We have the opportunity to sustainably feed the planet, but it is necessary to take effective measures. This is the conclusion of a study in which UPM was involved and has assessed the future contributions of nitrogen fertilizers to the world farmland.
In order to figure out if we will be able to feed the planet without destroying it by 2050, an international team that includes a researcher from Universidad Politécnica de Madrid (UPM), Luis Lassaletta, has assessed and quantified at global scale the future of nitrogen fertilizers to be used in the agricultural production to feed the worldwide population.
Considering the different future socioeconomic scenarios, researchers have concluded there is a scenario in which we will be able to feed the planet with a lower pollution level than the current levels. However, a commitment of diverse sectors of society to prevent severe environmental damage is required to achieve this scenario.
Nitrogen is a basic nutrient of living organisms and its use in agriculture as a fertilizer added to the soil has been progressively growing since the 20th century. However, its inefficient usage in agriculture can provoke air pollution (ammonia), increase climate change (due to the nitrous oxide) or contaminate water (due to nitrates).
Therefore, it is necessary to minimize the emissions of nitrogen from agricultural production for a future sustainable global development.

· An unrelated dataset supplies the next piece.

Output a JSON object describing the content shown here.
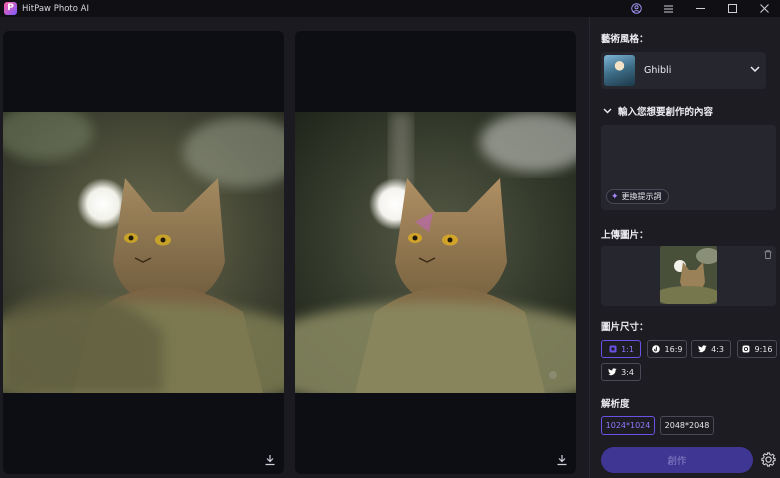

In order to forecast the future situation of the global agricultural production in 30 years, a team of research led by Professor José Mogollón, from Utrecht University (Netherlands), and with the participation of Luis Lassletta, from the Department of Agricultural Production at School of Agricultural, Food and Biosystems Engineering from UPM and a researcher from CEIGRAM, has assessed the future contributions of reactive nitrogen to the world farmland in different scenarios.
The future food demand depends on many factors, such as population changes, technological advances, trade and cooperation and changes in diet as a consequence of economic growth. These elements have been integrated into the shared socioeconomic pathways (SSP) which are future scenarios that include these socioeconomic factors and show potential evolutions of our societies from now to 2100. The researchers of this study used these scenarios to assess and quantify the contribution of nitrogen that would be necessary for the global agricultural production in the different scenarios suggested by the SSPs.
The results show that just one of the five suggested scenario, known as the green growth paradigm, would be compatible with a sustainable food system. This scenario assumes lower population growth, more balanced diets, and more efficient and sustainable agricultural systems. The other scenarios forecast significant growth in the use of synthetic nitrogen fertilizers to boost the agricultural production and this demand growth due to unsuitable socioeconomic choices could cause a severe environmental deterioration in 2050.
In Luis Lassaletta opinion: “if we chose the option that would lead us to use more than twice that of fertilizers, the consequences would be dramatic. However, there is a scenario in which we could feed the planet with lower pollution levels than the current levels. Therefore, there is hope, but it requires the commitment and hard work of multiple sectors of society”.
JM Mogollón, L Lassaletta, AHW Beusen, HJM van Grinsven, H Westhoek, AF Bouwman, Assessing future reactive nitrogen inputs into global croplands based on the shared socioeconomic pathways Environmental Research Letters, Volume 13, Number 4 (2018)